Cynicism then took over. The military had been saying the same thing for the past four months.
And, of course, after those precious few moments of calm, the serenity would once again be shattered by the wail of the air-raid siren, followed by the sounds of terrified citizens yelling, “Incoming!” It never failed to scare him.
Everyone was scared. They’d already lost so much. The last descendants of Earth now lived on Malloran, located in another galaxy. They’d been at war with another planet, Falanar, and they were losing.
War wasn’t something anyone wanted, but it had come, and now the colonists had to deal with all its ramifications—pain, injury, and death.
Another reality was that Earth was no more and hadn’t been for a long time. Once a brilliantly blue bauble in space, Earth now resembled a cancer, a diseased, festering spot that despoiled the solar system, abandoned by its inhabitants in the year twenty-one-seventy-six.
War, plague, breakdown of the social systems had seen to that, or so Randor had read in the history annals. Mankind had struck out to the stars.
Aided by Naserian propulsion, a nuclear fusion and ion hybrid invented by the late Armand Naserian, Earth’s ships could travel further and faster than ever before. Trips to nearby star systems took only days or weeks, not years.
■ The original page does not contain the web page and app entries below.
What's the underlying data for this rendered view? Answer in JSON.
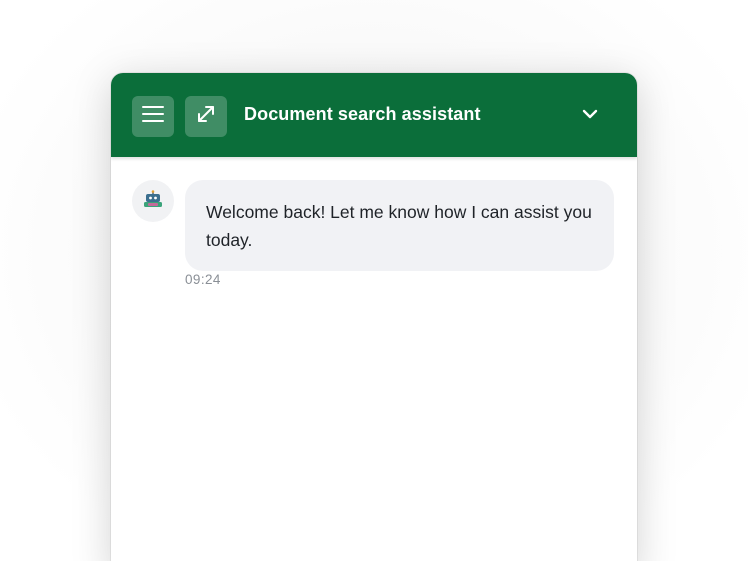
{
  "header": {
    "title": "Document search assistant",
    "menu_icon": "hamburger-menu-icon",
    "expand_icon": "expand-arrows-icon",
    "collapse_icon": "chevron-down-icon",
    "background_color": "#0b6e3a"
  },
  "messages": [
    {
      "sender": "bot",
      "avatar_icon": "robot-icon",
      "text": "Welcome back! Let me know how I can assist you today.",
      "time": "09:24"
    }
  ],
  "colors": {
    "accent": "#0b6e3a",
    "bubble_bg": "#f1f2f5",
    "timestamp": "#8a8f96"
  }
}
After searching the heavens for decades, the astronomers had discovered inhabitable planets in the Vega System. Some of the planets welcomed Earth’s survivors.
For the settlers who weren’t accepted, they ventured further and found Malloran, a Class M-4 planet in the Cosmos Redshift Seven galaxy.
Malloran had humanoids living on it, small, mild, and open to the aliens seeking refuge. The planet had abundant nature along with wildlife, and after much parlaying with the natives, Earth’s survivors were allowed to settle there.
Malloran was largely agricultural. The natives tilled their fields and kept their distance, while the settlers studied their language and tried to learn their host’s culture as best they could. It was largely a win-win deal for both sides.
After eighty-something years of unceasing labor, the human’s urban side of Malloran resembled an industrialized North America, something out of the early two-thousands.
Naturally, the earliest settlers had to contend with the usual problems, mainly extreme temperatures of the two seasons, winter and summer, and the predators, large, fast, and deadly. High electrical fences helped to keep them out.
However, pathogens proved to be the greatest predator of all. In the first fifty years, mini-epidemics permeated every single settlement, and those illnesses led to many deaths.
The Malloranians had built up a natural immunity to the viruses on their world. Not so for the Earthers.
Randor’s grandparents, whom he’d never met, had weathered the pathogen storm, but his parents hadn’t been so lucky. They’d died of plague only a year ago when he was seventeen.
It was a horrific and indiscriminate killer, marked by a high fever, boils, swollen tongue, and the melting of the internal organs when the fever reached its peak.
“Similar to Black Plague and Ebola,” the leading scientists said, citing two ancient diseases from the now-gone Earth.
Randor’s parents had also been scientists, and they’d worked frantically to find a cure. Some people, like Randor, had a natural immunity to the disease. Many did not.
Eventually, they’d found a cure, but not before the elder Delphin’s had succumbed to it.
“One year ago,” Randor murmured as he perused his notes. He’d followed in his parents’ footsteps, hoping to become like them.
It wasn’t like he could do much else. Small and slight, quick of movement but with no strength, he was frequently a mark for the bigger, stronger, but dumber kids in his school.
Randor compensated by being smarter, excelling at bio-chemistry, but for kids that age, being physical counted for everything. Being smart didn’t.
He liked spending most of his time in the lab, anyway. After his parents died, he’d come up with the cure for the NPG, the New Black Plague.
Although everyone knew about the passage of Randor’s parents, no one ever spoke to him about it. They had their own problems, and they didn’t really care.
Until Falanar attacked, that is.